Assignment: All lines holding the word "this" in the listing below need to be copied.

Records supplied:
--

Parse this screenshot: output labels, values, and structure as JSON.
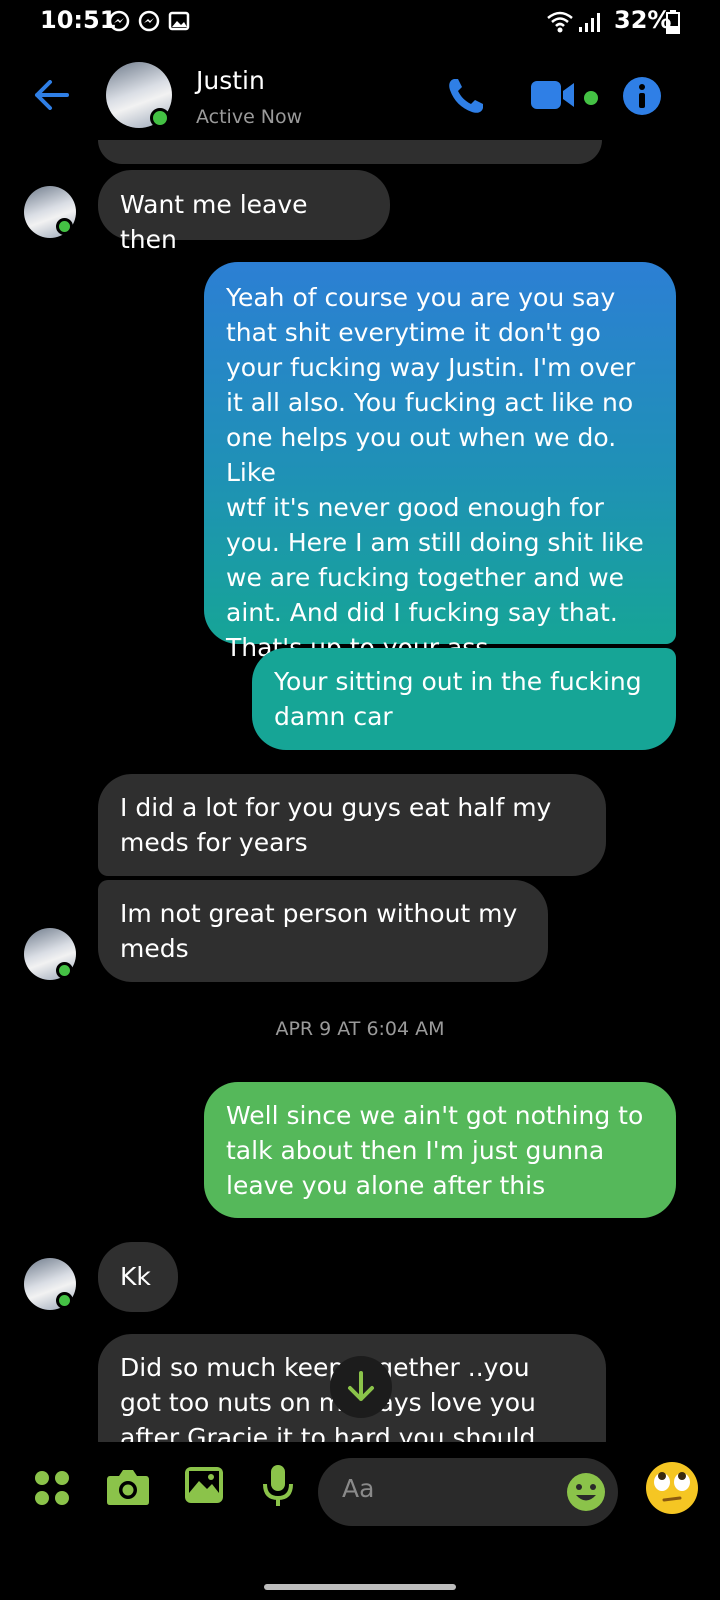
{
  "status_bar": {
    "time": "10:51",
    "battery_percent": "32%",
    "icons": [
      "messenger-icon",
      "messenger-icon",
      "gallery-icon",
      "wifi-icon",
      "signal-icon",
      "battery-icon"
    ]
  },
  "header": {
    "contact_name": "Justin",
    "status": "Active Now",
    "icons": [
      "back-arrow-icon",
      "phone-icon",
      "video-icon",
      "info-icon"
    ]
  },
  "messages": [
    {
      "from": "contact",
      "lines": [
        "Want me leave then"
      ]
    },
    {
      "from": "me",
      "lines": [
        "Yeah of course you are you say",
        "that shit everytime it don't go",
        "your fucking way Justin. I'm over",
        "it all also. You fucking act like no",
        "one helps you out when we do. Like",
        "wtf it's never good enough for",
        "you. Here I am still doing shit like",
        "we are fucking together and we",
        "aint. And did I fucking say that.",
        "That's up to your ass"
      ]
    },
    {
      "from": "me",
      "lines": [
        "Your sitting out in the fucking",
        "damn car"
      ]
    },
    {
      "from": "contact",
      "lines": [
        "I did a lot for you guys eat half my",
        "meds for years"
      ]
    },
    {
      "from": "contact",
      "lines": [
        "Im not great person without  my",
        "meds"
      ]
    },
    {
      "from": "me",
      "lines": [
        "Well since we ain't got nothing to",
        "talk about then I'm just gunna",
        "leave you alone after this"
      ]
    },
    {
      "from": "contact",
      "lines": [
        "Kk"
      ]
    },
    {
      "from": "contact",
      "lines": [
        "Did so much keep    together  ..you",
        "got too nuts on m    lways love you",
        "after Gracie it to hard    you should"
      ]
    }
  ],
  "timestamp": "APR 9 AT 6:04 AM",
  "composer": {
    "placeholder": "Aa",
    "icons": [
      "menu-dots-icon",
      "camera-icon",
      "image-icon",
      "microphone-icon",
      "emoji-icon",
      "eye-roll-emoji-icon"
    ]
  },
  "colors": {
    "accent_blue": "#2f7fe6",
    "green": "#55b85a",
    "teal": "#16a596",
    "bubble_in": "#2f2f2f",
    "composer_green": "#8bc34a"
  }
}
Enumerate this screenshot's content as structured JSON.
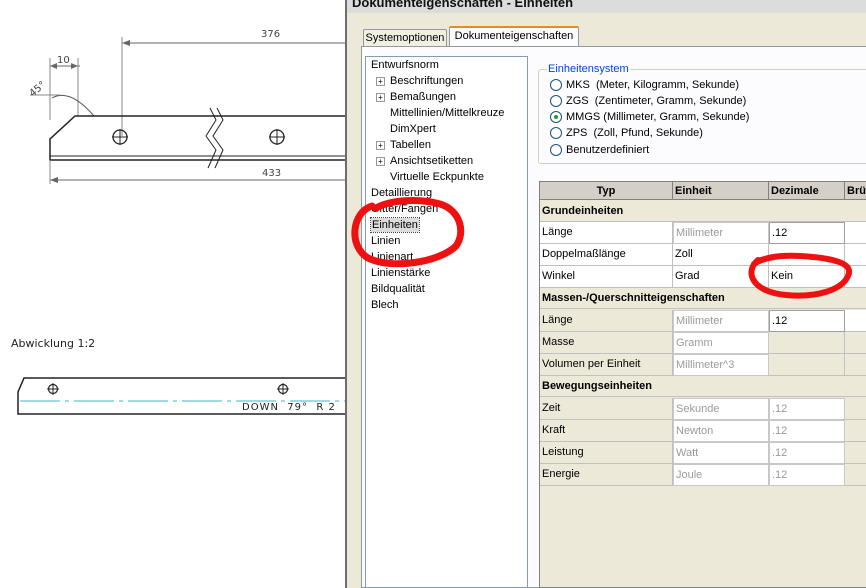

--

Written reply:
Parse this screenshot: output labels, values, and structure as JSON.
        "leave you alone after this"
Enumerate this screenshot's content as structured JSON.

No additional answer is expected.